When a decision-maker hears of a co-worker’s remark about another employee’s protected class status, does it merely “go in one ear and out the other” with no effect on the decision-maker’s ability to make neutral employment decisions regarding the affected employee? What if the decision-maker himself makes a remark related to the affected employee’s protected status? Do such remarks constitute evidence of the employer’s discriminatory motivation?

To establish a disparate treatment claim, a plaintiff must show that a discriminatory animus motivated the employer to make the adverse employment decision. Hazen Paper Co. v. Briggs, 507 U.S. 604, 610 (1993). As evidence of discrimination, plaintiffs often offer verbal remarks made by superiors that relate to their protected status.

This content has been archived. It is available through our partners, LexisNexis® and Bloomberg Law.

To view this content, please continue to their sites.

Not a Lexis Advance® Subscriber?
Subscribe Now

Not a Bloomberg Law Subscriber?
Subscribe Now

Why am I seeing this?

LexisNexis® and Bloomberg Law are third party online distributors of the broad collection of current and archived versions of ALM's legal news publications. LexisNexis® and Bloomberg Law customers are able to access and use ALM's content, including content from the National Law Journal, The American Lawyer, Legaltech News, The New York Law Journal, and Corporate Counsel, as well as other sources of legal information.

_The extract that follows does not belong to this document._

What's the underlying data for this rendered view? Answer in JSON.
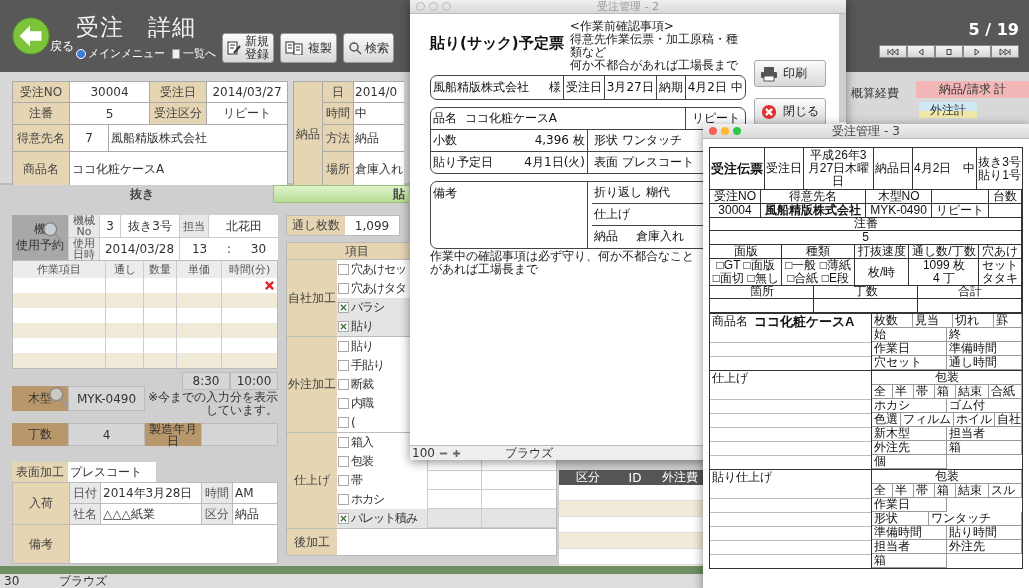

For questions call 1-877-256-2472 or contact us at [email protected]